The 2008 presidential campaign with the biggest on-line presence is led by 72-year-old congressman in a crumpled suit who confesses he has no internet strategy but just stumbled on “a wonderful secret weapon”.
Ron Paul, a libertarian opposed to the Iraq war and government intrusion, is now drawing some of the largest crowds of any Republican candidate in Iowa and has raised more money on a single day than any of his rivals.
A campaign sign at his events boasts about the secret of his success: “Out next President is Ron Paul. Go ahead, Google him.” Doing so harvests 1.49 million items – more than Hillary Clinton (835,000) and Barack Obama (637,000) combined.
On the campus of Dordt College, a private Christian university in the remote north-western corner of snow-blanketed Iowa, Dr Paul, an obstetrician/gynaecologist, was hailed by a gathering of more than 300 as a cult hero.
After a speech in which he confessed he had first entered politics in 1971 as a “bit of a lark” and then railed against the “invidious erosion of respect for the constitution” and the “monstrosity” of the Patriot Act, the first questioner suggested a vote of thanks to “the people’s champion”.
National polls show Mr Paul in sixth place in the Republican field but he is in a stronger position in the early-voting states of Iowa and New Hampshire, where success could transform subsequent contests.
If his on-line support and the enthusiasm of his followers can be translated even partially into feet on the ground on January 3, when the Iowa caucuses are held, then he could score a major upset by leaping ahead of one or more of the major contenders.
Dr Paul draws backing from disaffected Republicans, some Democrats and a large number of independents. But his biggest pool of potential voters includes internet-savvy youngsters and others who have never been involved in politics.
Samuel Zylstra, 21, a psychology student, said he first became aware of Dr Paul when he saw him on the television chat show hosted by the controversial political satirist Bill Maher.
“Then I looked him up on the internet. There’s so much stuff about him there. That’s how his campaign works.”
Except that Dr Paul had nothing to do with it.
“I wish I could say, ‘Boy, I really organised the grass roots, I really know how the internet works and we hired a few computer experts’,” he said in Sioux City.
Instead, the voters found Dr Paul and his campaign, like that of Howard Dean, the early Democratic front runner in 2004, has been taken in a direction the candidate himself had never anticipated.

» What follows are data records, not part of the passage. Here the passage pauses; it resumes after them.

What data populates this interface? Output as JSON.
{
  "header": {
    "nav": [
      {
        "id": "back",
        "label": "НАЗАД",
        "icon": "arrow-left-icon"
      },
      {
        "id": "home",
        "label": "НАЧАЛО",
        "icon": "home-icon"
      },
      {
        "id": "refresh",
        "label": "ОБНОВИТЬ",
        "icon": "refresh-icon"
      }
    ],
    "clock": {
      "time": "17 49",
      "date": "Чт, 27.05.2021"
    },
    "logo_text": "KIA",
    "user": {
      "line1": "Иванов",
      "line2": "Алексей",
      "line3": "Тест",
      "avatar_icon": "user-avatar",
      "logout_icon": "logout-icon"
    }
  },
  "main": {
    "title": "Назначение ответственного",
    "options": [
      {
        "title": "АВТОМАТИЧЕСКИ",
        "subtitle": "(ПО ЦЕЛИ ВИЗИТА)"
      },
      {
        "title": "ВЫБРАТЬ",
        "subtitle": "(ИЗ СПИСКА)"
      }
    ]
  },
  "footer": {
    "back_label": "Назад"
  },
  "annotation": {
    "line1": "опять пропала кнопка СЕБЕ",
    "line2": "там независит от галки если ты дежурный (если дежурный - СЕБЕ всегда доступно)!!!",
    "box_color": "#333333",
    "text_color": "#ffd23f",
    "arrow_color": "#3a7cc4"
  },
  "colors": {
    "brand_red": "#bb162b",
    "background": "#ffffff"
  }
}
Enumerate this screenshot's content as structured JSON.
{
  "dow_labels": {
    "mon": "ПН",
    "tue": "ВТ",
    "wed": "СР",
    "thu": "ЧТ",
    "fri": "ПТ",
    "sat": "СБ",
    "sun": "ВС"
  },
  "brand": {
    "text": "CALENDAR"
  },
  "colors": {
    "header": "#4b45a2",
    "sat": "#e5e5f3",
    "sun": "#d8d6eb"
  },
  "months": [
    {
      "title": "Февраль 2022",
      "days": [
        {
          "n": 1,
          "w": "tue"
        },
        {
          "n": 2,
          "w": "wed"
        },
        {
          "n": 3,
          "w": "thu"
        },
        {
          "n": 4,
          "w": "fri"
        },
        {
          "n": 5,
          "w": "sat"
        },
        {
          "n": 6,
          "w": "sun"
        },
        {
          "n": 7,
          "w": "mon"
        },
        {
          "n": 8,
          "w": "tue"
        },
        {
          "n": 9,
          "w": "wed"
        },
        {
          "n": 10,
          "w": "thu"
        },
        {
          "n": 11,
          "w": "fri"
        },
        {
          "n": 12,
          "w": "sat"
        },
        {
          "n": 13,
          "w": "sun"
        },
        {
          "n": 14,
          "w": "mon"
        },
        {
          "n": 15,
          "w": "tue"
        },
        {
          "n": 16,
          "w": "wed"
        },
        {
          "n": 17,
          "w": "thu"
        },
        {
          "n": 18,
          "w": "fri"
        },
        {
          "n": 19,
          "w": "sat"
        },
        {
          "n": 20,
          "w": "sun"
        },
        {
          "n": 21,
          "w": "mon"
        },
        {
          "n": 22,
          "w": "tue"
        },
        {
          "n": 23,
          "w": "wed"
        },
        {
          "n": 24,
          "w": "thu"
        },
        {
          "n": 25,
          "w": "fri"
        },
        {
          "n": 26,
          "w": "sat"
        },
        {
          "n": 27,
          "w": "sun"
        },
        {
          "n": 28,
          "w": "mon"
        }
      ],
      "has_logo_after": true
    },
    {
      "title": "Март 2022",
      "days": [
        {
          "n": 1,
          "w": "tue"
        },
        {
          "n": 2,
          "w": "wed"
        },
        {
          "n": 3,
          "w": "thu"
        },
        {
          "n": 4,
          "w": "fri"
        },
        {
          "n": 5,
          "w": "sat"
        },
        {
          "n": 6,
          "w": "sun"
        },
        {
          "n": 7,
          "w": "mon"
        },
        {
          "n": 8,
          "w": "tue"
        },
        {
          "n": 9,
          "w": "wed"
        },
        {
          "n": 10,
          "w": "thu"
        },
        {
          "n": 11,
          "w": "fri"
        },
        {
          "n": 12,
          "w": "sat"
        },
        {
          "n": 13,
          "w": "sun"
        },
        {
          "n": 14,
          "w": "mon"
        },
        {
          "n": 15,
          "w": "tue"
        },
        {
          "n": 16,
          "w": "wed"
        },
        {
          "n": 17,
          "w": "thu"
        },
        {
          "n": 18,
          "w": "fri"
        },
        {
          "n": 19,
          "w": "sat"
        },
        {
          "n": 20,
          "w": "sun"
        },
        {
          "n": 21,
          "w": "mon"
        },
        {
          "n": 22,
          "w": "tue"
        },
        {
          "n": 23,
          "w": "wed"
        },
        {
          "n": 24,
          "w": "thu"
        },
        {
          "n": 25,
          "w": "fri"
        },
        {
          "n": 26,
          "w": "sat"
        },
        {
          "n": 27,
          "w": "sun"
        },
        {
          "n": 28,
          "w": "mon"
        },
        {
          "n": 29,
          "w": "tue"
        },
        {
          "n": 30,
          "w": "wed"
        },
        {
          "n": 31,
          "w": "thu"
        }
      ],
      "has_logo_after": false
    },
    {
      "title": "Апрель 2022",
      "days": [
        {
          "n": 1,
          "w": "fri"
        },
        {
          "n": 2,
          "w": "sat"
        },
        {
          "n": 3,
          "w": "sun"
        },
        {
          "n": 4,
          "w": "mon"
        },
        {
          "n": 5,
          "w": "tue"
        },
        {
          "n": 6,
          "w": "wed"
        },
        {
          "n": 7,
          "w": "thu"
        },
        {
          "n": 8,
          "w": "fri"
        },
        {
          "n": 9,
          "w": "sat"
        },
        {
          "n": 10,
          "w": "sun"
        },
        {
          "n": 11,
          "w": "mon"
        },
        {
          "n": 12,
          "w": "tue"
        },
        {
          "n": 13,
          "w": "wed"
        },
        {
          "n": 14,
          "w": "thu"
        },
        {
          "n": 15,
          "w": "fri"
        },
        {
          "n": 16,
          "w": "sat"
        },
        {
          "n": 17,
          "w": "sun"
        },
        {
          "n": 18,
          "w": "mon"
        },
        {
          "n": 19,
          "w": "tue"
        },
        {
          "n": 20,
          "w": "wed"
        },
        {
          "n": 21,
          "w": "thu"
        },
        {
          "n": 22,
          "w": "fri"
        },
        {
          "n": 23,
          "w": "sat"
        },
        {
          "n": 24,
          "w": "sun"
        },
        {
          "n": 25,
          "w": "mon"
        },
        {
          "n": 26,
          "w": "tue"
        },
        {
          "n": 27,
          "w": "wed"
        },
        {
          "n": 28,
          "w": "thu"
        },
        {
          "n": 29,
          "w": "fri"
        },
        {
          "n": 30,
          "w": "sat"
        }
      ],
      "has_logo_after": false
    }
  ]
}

Matt Bai, author of a book that examines the effect of the internet on American politics, described the process in the New York Times as akin to a rock guitarist falling “backward off the stage into the hands of an adoring crowd”.
Dr Paul’s contention that the “nanny state” has taken over invariably receives hearty applause.
“We have lost our way as a nation, we have lost our understanding of the constitution, we have lost our confidence in freedom,” he said in Sioux Center.
But it is his anti-war message that brings crowds to their feet. Declaring that he would bring US troops home from the Middle East, Japan, South Korea and Europe, Dr Paul said that Islamist terrorism was motivated by America’s desire to extend “our foreign empire” and occupy other countries.
He compared the Iraq invasion to a Chinese invasion of the US.
“What if they said, ‘Well, we want to promote our system of government on you through force’? What if they build military bases on our land to protect their oil in the Gulf of Mexico and they had different religious values?
“What would we do? It would unite every single American and we’d pick up our guns and do some fighting.”
The movement that Dr Paul has tapped into will continue to be a force in American politics long after his campaign has ended.
“The momentum’s building regardless of the outcome of the election,” he told the Sioux Center crowd.
“There’s something stirring in this country and I don’t think you can silence those people who have been interested in this campaign.